PAGE: YOUR VIEWS ON THE SUPPORT OF THE GOVERNMENT OF PAKISTAN FOR ISLAMIC BANKING:
IRFAN SIDDIQUI: The Government has shown keen interest in developing Islamic banking through its strategic five-year plan. As a member of the Government’s Steering Committee of Islamic Banking, I have strongly advocated that the government should place the excess liquidity of the entire Islamic finance sector at the same rate offered to conventional banks. There still exists an asset/liability gap management problem for this industry and this does not merely pertain to Islamic banks, but to Islamic mutual funds, Islamic Takaful and Islamic investors. The Government and the regulators have made great strides in expanding Islamic finance, but much work remains to be done.
PAGE: MOST OF THE MID TO SENIOR MANAGEMENT IN ISLAMIC BANKS IS DRAWN FROM CONVENTIONAL BANKS. YOUR VIEWS:
IRFAN SIDDIQUI: This is a challenge and there is a significant learning curve for people coming from conventional banks. Meezan runs rigorous training initiatives to enhance our staff’s knowledge and skills on Islamic banking and its products and processes. These include a comprehensive orientation program for new staff (senior and junior), certificate programs on Islamic banking and refresher programs on Islamic banking products and their underlying concepts. We have four dedicated learning centers and we support institutions such as the Centre for Islamic Economics (CIE), SBP and National Institute of Banking and Finance (NIBAF) in conducting Islamic banking training sessions.
PAGE: WHY DON’T ISLAMIC BANKS ADVERTISE AS AGGRESSIVELY AS CONVENTIONAL BANKS?
IRFAN SIDDIQUI: Again, it’s a 90-10 rule. Conventional banks are almost 90%. If those banks run one ad each, it will seem a lot. And if the 10% advertise –even throughout the year, it will seem much less in comparison. Also, marketing budgets have a direct correlation with an organization’s overall profitability – we are not huge so our marketing budgets are not huge.
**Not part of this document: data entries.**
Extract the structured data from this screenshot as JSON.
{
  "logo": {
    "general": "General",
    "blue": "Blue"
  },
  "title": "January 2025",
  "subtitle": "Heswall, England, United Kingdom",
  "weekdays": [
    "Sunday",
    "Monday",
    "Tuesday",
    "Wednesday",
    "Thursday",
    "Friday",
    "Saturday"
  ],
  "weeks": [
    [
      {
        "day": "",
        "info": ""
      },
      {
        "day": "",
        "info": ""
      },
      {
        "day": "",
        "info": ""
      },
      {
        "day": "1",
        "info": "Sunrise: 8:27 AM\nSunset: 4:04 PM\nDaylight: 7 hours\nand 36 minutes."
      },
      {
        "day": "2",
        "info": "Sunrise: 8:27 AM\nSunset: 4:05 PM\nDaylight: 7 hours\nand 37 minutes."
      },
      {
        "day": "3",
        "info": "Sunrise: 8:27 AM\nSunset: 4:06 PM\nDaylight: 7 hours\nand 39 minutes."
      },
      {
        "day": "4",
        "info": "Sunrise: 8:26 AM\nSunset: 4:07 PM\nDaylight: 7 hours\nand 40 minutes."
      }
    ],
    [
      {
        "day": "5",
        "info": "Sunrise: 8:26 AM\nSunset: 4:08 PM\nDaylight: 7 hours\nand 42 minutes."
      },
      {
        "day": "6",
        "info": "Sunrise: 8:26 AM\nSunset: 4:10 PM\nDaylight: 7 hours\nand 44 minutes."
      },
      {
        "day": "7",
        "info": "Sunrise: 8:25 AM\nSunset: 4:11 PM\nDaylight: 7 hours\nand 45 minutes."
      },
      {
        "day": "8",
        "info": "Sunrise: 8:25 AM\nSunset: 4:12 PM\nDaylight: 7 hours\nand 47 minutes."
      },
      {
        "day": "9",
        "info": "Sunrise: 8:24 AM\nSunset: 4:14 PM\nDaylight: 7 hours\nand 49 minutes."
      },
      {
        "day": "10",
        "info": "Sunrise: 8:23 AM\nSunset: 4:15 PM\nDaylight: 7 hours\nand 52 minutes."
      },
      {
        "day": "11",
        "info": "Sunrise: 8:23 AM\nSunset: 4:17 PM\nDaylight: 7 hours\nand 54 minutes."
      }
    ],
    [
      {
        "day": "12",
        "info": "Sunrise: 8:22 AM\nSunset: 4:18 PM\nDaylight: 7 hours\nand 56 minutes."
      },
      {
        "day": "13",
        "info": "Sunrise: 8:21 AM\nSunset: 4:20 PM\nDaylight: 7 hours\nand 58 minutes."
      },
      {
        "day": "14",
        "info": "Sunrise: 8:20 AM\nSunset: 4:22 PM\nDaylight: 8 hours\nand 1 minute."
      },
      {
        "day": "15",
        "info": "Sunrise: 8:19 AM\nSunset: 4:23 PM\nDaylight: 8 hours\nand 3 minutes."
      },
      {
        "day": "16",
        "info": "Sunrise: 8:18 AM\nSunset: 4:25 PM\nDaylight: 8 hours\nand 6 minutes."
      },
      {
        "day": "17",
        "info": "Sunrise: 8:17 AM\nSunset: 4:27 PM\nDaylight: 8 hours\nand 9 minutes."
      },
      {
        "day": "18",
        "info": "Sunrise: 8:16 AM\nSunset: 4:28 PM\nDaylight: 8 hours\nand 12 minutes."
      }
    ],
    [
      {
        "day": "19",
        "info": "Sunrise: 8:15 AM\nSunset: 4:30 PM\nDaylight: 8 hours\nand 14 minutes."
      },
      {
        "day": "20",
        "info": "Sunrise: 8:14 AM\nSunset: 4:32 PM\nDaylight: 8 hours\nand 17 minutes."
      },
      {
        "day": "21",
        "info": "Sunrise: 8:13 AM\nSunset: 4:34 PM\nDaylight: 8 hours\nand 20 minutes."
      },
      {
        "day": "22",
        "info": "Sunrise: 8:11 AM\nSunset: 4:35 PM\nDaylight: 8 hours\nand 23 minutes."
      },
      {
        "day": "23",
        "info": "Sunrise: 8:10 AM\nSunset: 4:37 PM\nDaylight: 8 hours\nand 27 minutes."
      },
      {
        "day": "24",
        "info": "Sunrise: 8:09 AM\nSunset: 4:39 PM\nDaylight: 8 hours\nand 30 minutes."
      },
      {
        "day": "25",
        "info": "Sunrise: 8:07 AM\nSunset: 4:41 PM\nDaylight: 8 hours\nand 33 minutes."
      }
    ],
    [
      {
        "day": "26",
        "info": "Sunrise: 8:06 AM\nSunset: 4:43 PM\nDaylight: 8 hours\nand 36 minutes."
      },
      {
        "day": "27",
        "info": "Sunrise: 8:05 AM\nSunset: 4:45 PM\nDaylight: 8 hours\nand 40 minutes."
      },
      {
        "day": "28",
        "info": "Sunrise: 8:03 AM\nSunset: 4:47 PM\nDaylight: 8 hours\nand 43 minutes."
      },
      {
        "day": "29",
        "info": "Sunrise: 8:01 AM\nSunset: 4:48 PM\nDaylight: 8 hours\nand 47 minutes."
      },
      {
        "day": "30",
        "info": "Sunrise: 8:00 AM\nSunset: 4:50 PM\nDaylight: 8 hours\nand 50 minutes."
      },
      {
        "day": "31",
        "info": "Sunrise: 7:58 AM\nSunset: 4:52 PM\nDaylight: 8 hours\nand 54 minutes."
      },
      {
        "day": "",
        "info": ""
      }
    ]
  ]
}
However, in the last couple of years a forum was created by the SBP in which all 22 banks pooled and collected funds to raise awareness about Islamic banking. The SBP also initiated a mass media campaign last year to raise awareness about the value proposition of Islamic finance.